┌────────

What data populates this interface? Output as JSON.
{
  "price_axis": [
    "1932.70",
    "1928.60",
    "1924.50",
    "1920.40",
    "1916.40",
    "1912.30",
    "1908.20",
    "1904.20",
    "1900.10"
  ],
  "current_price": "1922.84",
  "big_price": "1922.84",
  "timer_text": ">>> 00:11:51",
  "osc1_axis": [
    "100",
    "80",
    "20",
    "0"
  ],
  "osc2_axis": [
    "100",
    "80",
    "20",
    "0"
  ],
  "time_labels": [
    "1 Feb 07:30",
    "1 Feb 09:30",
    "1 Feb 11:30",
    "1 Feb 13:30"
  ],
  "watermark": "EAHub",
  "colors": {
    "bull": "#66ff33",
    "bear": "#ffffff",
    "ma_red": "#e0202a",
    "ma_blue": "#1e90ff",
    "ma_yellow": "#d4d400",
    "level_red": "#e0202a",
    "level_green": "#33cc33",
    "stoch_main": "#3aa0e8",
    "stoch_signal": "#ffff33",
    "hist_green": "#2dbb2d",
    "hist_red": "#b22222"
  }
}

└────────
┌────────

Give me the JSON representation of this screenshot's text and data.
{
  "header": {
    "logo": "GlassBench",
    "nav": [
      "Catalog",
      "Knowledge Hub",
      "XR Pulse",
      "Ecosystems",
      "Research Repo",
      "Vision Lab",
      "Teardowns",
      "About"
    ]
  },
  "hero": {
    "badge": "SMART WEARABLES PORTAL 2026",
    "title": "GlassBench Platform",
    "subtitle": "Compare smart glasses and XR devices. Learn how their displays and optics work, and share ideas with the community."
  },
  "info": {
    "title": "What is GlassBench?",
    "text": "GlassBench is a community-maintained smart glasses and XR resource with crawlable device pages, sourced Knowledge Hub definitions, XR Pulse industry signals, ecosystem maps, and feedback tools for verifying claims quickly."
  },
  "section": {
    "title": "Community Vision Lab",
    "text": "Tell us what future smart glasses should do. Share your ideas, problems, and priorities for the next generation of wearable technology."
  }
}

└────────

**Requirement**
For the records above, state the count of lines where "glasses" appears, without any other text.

**Result for this exercise**
3